Question: Why is television on the web so popular?

Amanda Congdon: I think people are interested in television on the web because it’s immediately accessible. That’s also the reason that people are beginning to be interested in mobile television, which is another huge part of what does. We’re on full tv mobile television and we’re the first original content on there. I think that people want a two to four minute fix before a meeting. We pop up right before the top of the hour so while people are waiting for a meeting or something they can catch a two minute video, and I think that whole idea of something being on demand is obviously something that’s caught on, for example, TiVo and DVRs. That’s the only way I watch TV pretty much. People don’t have time. The 21st century is rush, rush, rush so people don’t have time to tune to the evening news and they need the quick hits and they’re getting them with the World Wide Web.

Question: How will television adapt to the Internet?

Amanda Congdon: Well, I think what interests me most about how TV will develop is how shows will be all different lengths. I think that the formula of having the 22-minute show feels a little bit stale, not that people won’t do that because it’s traditional, but we’re going to see more like 15-minute shows, five-minute shows, eight-minute shows and you’re going to be able to watch them wherever you want. It’s a silly concept that people can only watch on their computer or only watch on their television. The mediums will merge and we’ll be able to watch what we want, when we want, even more than we are able to today and we’re already seeing that happen.

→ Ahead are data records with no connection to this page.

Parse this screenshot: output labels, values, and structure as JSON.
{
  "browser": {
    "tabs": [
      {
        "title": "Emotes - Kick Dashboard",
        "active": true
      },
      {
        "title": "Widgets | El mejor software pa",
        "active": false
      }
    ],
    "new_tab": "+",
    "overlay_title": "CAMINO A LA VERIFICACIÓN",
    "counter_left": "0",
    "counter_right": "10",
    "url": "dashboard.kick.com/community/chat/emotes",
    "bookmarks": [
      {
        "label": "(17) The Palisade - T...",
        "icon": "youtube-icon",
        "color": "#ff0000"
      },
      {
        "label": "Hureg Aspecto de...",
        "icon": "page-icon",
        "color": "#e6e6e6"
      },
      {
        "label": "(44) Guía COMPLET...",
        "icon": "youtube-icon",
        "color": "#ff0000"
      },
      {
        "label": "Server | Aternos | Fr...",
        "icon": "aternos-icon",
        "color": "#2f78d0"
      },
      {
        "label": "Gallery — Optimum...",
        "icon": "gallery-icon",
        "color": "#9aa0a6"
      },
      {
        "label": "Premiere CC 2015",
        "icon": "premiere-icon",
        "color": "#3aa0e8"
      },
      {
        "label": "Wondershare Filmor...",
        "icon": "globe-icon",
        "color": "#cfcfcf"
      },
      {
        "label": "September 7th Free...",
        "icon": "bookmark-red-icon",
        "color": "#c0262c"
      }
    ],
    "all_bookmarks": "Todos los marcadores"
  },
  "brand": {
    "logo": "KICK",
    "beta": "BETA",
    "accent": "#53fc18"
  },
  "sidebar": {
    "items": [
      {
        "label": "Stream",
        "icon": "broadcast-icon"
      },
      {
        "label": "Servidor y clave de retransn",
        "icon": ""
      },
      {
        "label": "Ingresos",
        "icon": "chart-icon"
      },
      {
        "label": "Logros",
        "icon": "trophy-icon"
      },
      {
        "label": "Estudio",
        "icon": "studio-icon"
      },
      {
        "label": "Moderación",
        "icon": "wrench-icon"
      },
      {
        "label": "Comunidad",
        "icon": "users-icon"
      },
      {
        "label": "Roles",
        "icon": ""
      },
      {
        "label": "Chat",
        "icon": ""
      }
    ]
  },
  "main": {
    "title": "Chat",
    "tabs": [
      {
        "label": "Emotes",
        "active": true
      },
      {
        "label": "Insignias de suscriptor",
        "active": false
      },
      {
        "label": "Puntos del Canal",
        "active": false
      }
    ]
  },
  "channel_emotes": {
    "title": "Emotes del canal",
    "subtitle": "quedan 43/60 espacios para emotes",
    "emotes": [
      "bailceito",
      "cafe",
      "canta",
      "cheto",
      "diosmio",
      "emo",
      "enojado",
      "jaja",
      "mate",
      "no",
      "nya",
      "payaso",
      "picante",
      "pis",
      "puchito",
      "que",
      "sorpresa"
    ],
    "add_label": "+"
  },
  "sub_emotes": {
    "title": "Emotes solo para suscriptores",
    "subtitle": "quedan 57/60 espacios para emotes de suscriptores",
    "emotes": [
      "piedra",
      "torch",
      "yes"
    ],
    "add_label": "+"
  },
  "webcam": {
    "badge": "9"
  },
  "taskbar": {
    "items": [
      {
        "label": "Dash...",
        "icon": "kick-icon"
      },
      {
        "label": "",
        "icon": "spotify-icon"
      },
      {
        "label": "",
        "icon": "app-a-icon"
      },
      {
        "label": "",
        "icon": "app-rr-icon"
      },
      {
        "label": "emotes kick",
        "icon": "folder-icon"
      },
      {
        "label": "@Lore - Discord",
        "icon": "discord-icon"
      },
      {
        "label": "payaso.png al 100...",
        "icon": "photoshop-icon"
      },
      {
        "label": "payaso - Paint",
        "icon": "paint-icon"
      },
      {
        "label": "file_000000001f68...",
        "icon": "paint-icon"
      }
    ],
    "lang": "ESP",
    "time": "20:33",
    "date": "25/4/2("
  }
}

Question: Is the Internet shrinking our attention span?

Amanda Congdon: I think when people are on the go and they are watching mobile videos, especially something like a two to four minute video, that’s going to be much more attractive than only being able to watch, say, one-tenth of a movie. I don’t necessarily think that something like Transformers would work on a cell phone. However, on the big screen you’re not going to want to sit and watch a video in a movie theatre. I mean it might work as an intro to a movie but I think that there is something to be said about the sizes of the screens and what you’re doing.

When you’re on the Internet, you’re multi-tasking. You’re checking the news. You’re checking your e-mail. You’re possibly watching a video, “Oh, now I got an email with a picture” or whatever, a Twitter message. And so, there’s the whole idea of the lean forward or lean back media. What do you have set out for your goal for your next hour? What do I want to do with that time? And you’re going to watch different lengths of media based on how much time you want to devote to hanging out and watching something.